In a speech Monday, Mitt Romney called for a change of course in the Middle East, criticizing the policies of President Barack Obama in that region.
Romney spoke at the Virginia Military Institute, giving the first hints of his foreign policy agenda in advance of presidential debates on Oct. 16 and Oct. 22 that will address foreign policy.
Romney criticized President Obama's reaction to both the Arab Spring and to the Sept. 11 attack in Libya that killed US Ambassador Christopher Stevens.
“The attacks on America last month should not be seen as random acts. They are expressions of a larger struggle that is playing out across the broader Middle East — a region that is now in the midst of the most profound upheaval in a century. And the fault lines of this struggle can be seen clearly in Benghazi itself,” Romney said.
Romney's speech continued, according to a transcript published by The New York Times:
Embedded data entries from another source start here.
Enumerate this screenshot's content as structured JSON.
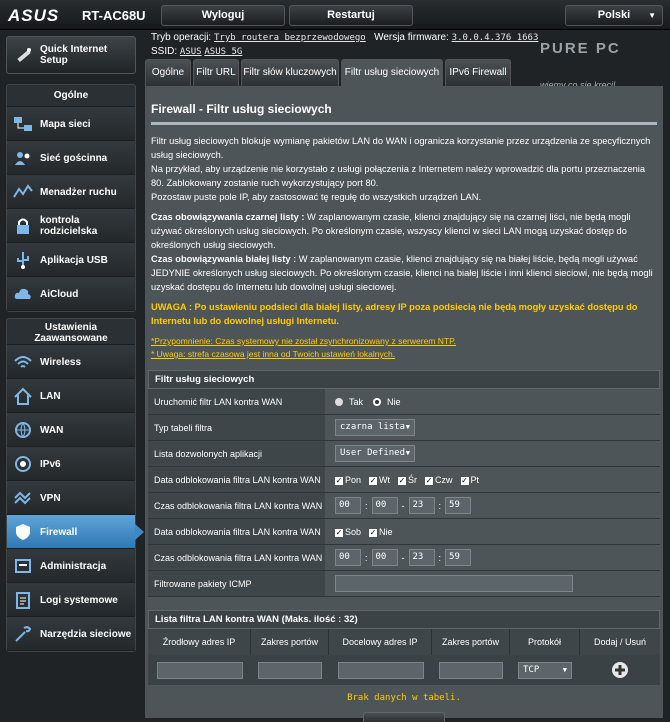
{
  "header": {
    "brand": "ASUS",
    "model": "RT-AC68U",
    "logout_label": "Wyloguj",
    "restart_label": "Restartuj",
    "language": "Polski",
    "op_mode_label": "Tryb operacji:",
    "op_mode_value": "Tryb routera bezprzewodowego",
    "firmware_label": "Wersja firmware:",
    "firmware_value": "3.0.0.4.376_1663",
    "ssid_label": "SSID:",
    "ssid1": "ASUS",
    "ssid2": "ASUS_5G"
  },
  "watermark": {
    "line1": "PURE PC",
    "line2": "wiemy co się kręci!"
  },
  "sidebar": {
    "quick_setup": "Quick Internet Setup",
    "general_header": "Ogólne",
    "general": [
      {
        "label": "Mapa sieci",
        "icon": "network-map-icon"
      },
      {
        "label": "Sieć gościnna",
        "icon": "guest-network-icon"
      },
      {
        "label": "Menadżer ruchu",
        "icon": "traffic-manager-icon"
      },
      {
        "label": "kontrola rodzicielska",
        "icon": "parental-control-icon"
      },
      {
        "label": "Aplikacja USB",
        "icon": "usb-icon"
      },
      {
        "label": "AiCloud",
        "icon": "cloud-icon"
      }
    ],
    "advanced_header": "Ustawienia Zaawansowane",
    "advanced": [
      {
        "label": "Wireless",
        "icon": "wifi-icon"
      },
      {
        "label": "LAN",
        "icon": "home-icon"
      },
      {
        "label": "WAN",
        "icon": "globe-icon"
      },
      {
        "label": "IPv6",
        "icon": "ipv6-icon"
      },
      {
        "label": "VPN",
        "icon": "vpn-icon"
      },
      {
        "label": "Firewall",
        "icon": "shield-icon"
      },
      {
        "label": "Administracja",
        "icon": "admin-icon"
      },
      {
        "label": "Logi systemowe",
        "icon": "log-icon"
      },
      {
        "label": "Narzędzia sieciowe",
        "icon": "tools-icon"
      }
    ]
  },
  "tabs": [
    "Ogólne",
    "Filtr URL",
    "Filtr słów kluczowych",
    "Filtr usług sieciowych",
    "IPv6 Firewall"
  ],
  "main": {
    "title": "Firewall - Filtr usług sieciowych",
    "p1": "Filtr usług sieciowych blokuje wymianę pakietów LAN do WAN i ogranicza korzystanie przez urządzenia ze specyficznych usług sieciowych.",
    "p2": "Na przykład, aby urządzenie nie korzystało z usługi połączenia z Internetem należy wprowadzić dla portu przeznaczenia 80. Zablokowany zostanie ruch wykorzystujący port 80.",
    "p3": "Pozostaw puste pole IP, aby zastosować tę regułę do wszystkich urządzeń LAN.",
    "black_label": "Czas obowiązywania czarnej listy :",
    "black_text": " W zaplanowanym czasie, klienci znajdujący się na czarnej liści, nie będą mogli używać określonych usług sieciowych. Po określonym czasie, wszyscy klienci w sieci LAN mogą uzyskać dostęp do określonych usług sieciowych.",
    "white_label": "Czas obowiązywania białej listy :",
    "white_text": " W zaplanowanym czasie, klienci znajdujący się na białej liście, będą mogli używać JEDYNIE określonych usług sieciowych. Po określonym czasie, klienci na białej liście i inni klienci sieciowi, nie będą mogli uzyskać dostępu do Internetu lub dowolnej usługi sieciowej.",
    "warning": "UWAGA : Po ustawieniu podsieci dla białej listy, adresy IP poza podsiecią nie będą mogły uzyskać dostępu do Internetu lub do dowolnej usługi Internetu.",
    "note1": "*Przypomnienie: Czas systemowy nie został zsynchronizowany z serwerem NTP.",
    "note2": "* Uwaga: strefa czasowa jest inna od Twoich ustawień lokalnych."
  },
  "filter": {
    "header": "Filtr usług sieciowych",
    "enable_label": "Uruchomić filtr LAN kontra WAN",
    "yes": "Tak",
    "no": "Nie",
    "table_type_label": "Typ tabeli filtra",
    "table_type_value": "czarna lista",
    "apps_label": "Lista dozwolonych aplikacji",
    "apps_value": "User Defined",
    "date1_label": "Data odblokowania filtra LAN kontra WAN",
    "days1": [
      "Pon",
      "Wt",
      "Śr",
      "Czw",
      "Pt"
    ],
    "time1_label": "Czas odblokowania filtra LAN kontra WAN",
    "time1": [
      "00",
      "00",
      "23",
      "59"
    ],
    "date2_label": "Data odblokowania filtra LAN kontra WAN",
    "days2": [
      "Sob",
      "Nie"
    ],
    "time2_label": "Czas odblokowania filtra LAN kontra WAN",
    "time2": [
      "00",
      "00",
      "23",
      "59"
    ],
    "icmp_label": "Filtrowane pakiety ICMP",
    "icmp_value": ""
  },
  "list": {
    "header": "Lista filtra LAN kontra WAN (Maks. ilość : 32)",
    "columns": [
      "Źrodłowy adres IP",
      "Zakres portów",
      "Docelowy adres IP",
      "Zakres portów",
      "Protokół",
      "Dodaj / Usuń"
    ],
    "protocol": "TCP",
    "empty": "Brak danych w tabeli."
  },
  "colors": {
    "accent": "#3f8ac3",
    "warning": "#ffcc00"
  }
}
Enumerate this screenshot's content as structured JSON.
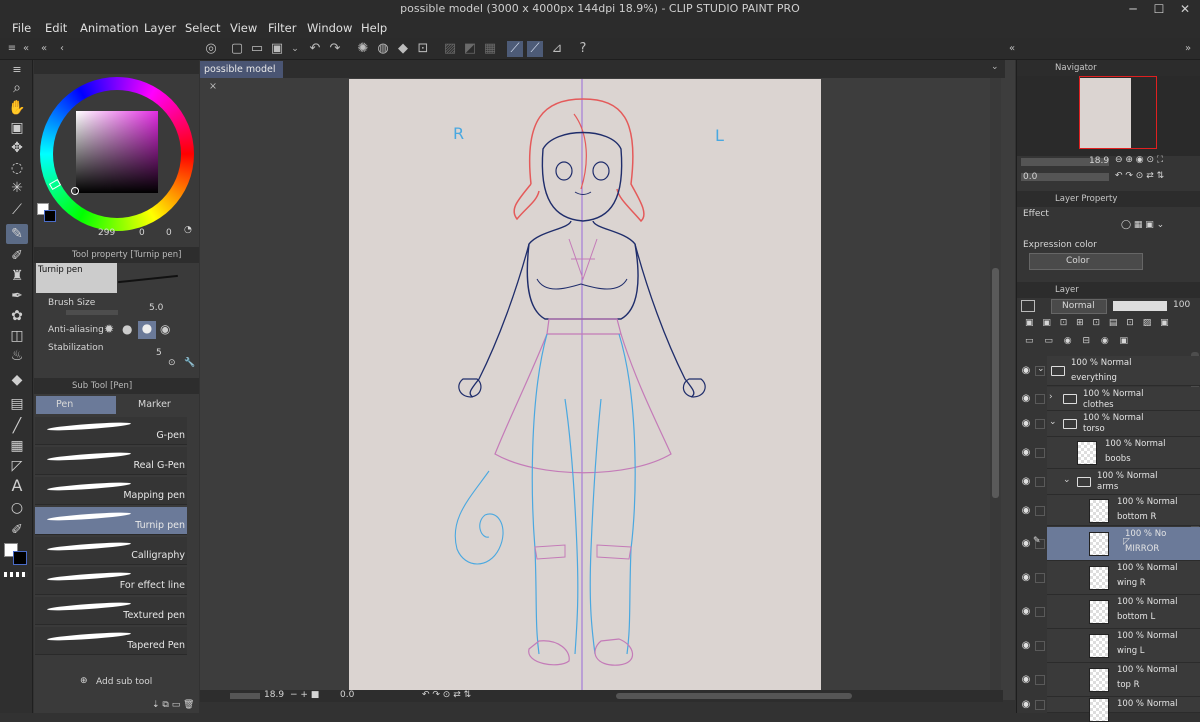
{
  "window": {
    "title": "possible model (3000 x 4000px 144dpi 18.9%) - CLIP STUDIO PAINT PRO"
  },
  "menu": [
    "File",
    "Edit",
    "Animation",
    "Layer",
    "Select",
    "View",
    "Filter",
    "Window",
    "Help"
  ],
  "colors": {
    "main": "#ffffff",
    "sub": "#000000",
    "accent": "#5b6b86",
    "selection": "#6b7a99",
    "paper": "#dbd4d1"
  },
  "color_wheel": {
    "h": "299",
    "s": "0",
    "v": "0"
  },
  "tool_property": {
    "header": "Tool property [Turnip pen]",
    "tool_name": "Turnip pen",
    "brush_size_label": "Brush Size",
    "brush_size_value": "5.0",
    "anti_aliasing_label": "Anti-aliasing",
    "stabilization_label": "Stabilization",
    "stabilization_value": "5"
  },
  "sub_tool": {
    "header": "Sub Tool [Pen]",
    "tabs": [
      "Pen",
      "Marker"
    ],
    "items": [
      "G-pen",
      "Real G-Pen",
      "Mapping pen",
      "Turnip pen",
      "Calligraphy",
      "For effect line",
      "Textured pen",
      "Tapered Pen"
    ],
    "add_label": "Add sub tool"
  },
  "document": {
    "tab": "possible model",
    "close": "×"
  },
  "canvas_notes": {
    "r": "R",
    "l": "L"
  },
  "status": {
    "zoom": "18.9",
    "angle": "0.0"
  },
  "navigator": {
    "title": "Navigator",
    "zoom": "18.9",
    "angle": "0.0"
  },
  "layer_property": {
    "title": "Layer Property",
    "effect_label": "Effect",
    "expression_label": "Expression color",
    "expression_value": "Color"
  },
  "layer_panel": {
    "title": "Layer",
    "blend": "Normal",
    "opacity": "100",
    "layers": [
      {
        "l1": "100 % Normal",
        "l2": "everything"
      },
      {
        "l1": "100 % Normal",
        "l2": "clothes"
      },
      {
        "l1": "100 % Normal",
        "l2": "torso"
      },
      {
        "l1": "100 % Normal",
        "l2": "boobs"
      },
      {
        "l1": "100 % Normal",
        "l2": "arms"
      },
      {
        "l1": "100 % Normal",
        "l2": "bottom R"
      },
      {
        "l1": "100 % No",
        "l2": "MIRROR"
      },
      {
        "l1": "100 % Normal",
        "l2": "wing R"
      },
      {
        "l1": "100 % Normal",
        "l2": "bottom L"
      },
      {
        "l1": "100 % Normal",
        "l2": "wing L"
      },
      {
        "l1": "100 % Normal",
        "l2": "top R"
      },
      {
        "l1": "100 % Normal",
        "l2": ""
      }
    ]
  }
}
“The attack on our consulate there on September 11th, 2012, was likely the work of forces affiliated with those that attacked our homeland on September 11th, 2001. This latest assault can’t be blamed on a reprehensible video insulting Islam, despite the administration’s attempts to convince us of that for so long. No, as the administration has finally conceded, these attacks were the deliberate work of terrorists who use violence to impose their dark ideology on others, especially on women and girls; who are fighting to control much of the Middle East today; and who seek to wage perpetual war on the West.”
Romney has questioned Obama's response to the Libya attack before. The day after the attack, Romney claimed Obama and his administration "sympathize with those who waged the attacks."
On Syria, Romney said that he would not only support the Syrian rebel mission, but arm and train them. The Obama administration has not provided arms to the rebels.
According to the transcript of his remarks, Romney said, "In Syria I’ll work with our partners to identify and organize those members of the opposition who share our values and then ensure they obtain the arms they need to defeat Assad’s tanks helicopters and fighter jets."
Romney also put Iran "on notice," saying that the US and their allies must "prevent [Iran] from acquiring nuclear-weapons capability."
Romney's speech acts as a precursor to the upcoming second presidential debate on Oct. 16, where foreign policy will be a main issue.
Following the first presidential debate on Oct. 3, Romney saw a small bump in the polls. According to a Reuters/Ipsos poll, Romney picked up 2 more points, putting him at 45 points to Obama's 47.
The Obama campaign blasted Romney's speech, calling it full of "heated rhetoric" and "chest-thumping" but short on detail.
"This is Mitt Romney's seventh attempt, by our count, to reboot his foreign policy," said campaign spokeswoman Jen Psaki, according to Politico. "When you're commander in chief, you don’t get to bring an Etch a Sketch into the Oval Office. You don’t get second chances, never mind seven chances."
"And as the American people are looking at what he had to say today, but also his record from the last few months, the areas that should be of concern are: This is somebody who leads with chest-pounding rhetoric, he's inexperienced, he’s been clumsy in his handling of foreign policy, and most of all, all of these factors lead to a risk that were going to go back to the same policies that lead us to some of the challenges we faced in the last few years," she said.
White House press secretary Jay Carney said, "On the one hand, [Romney] suggests the president hasn't been supportive enough of the Democratic aspirations of people in the region and on the other hand he says that we should withdraw our conditioned support"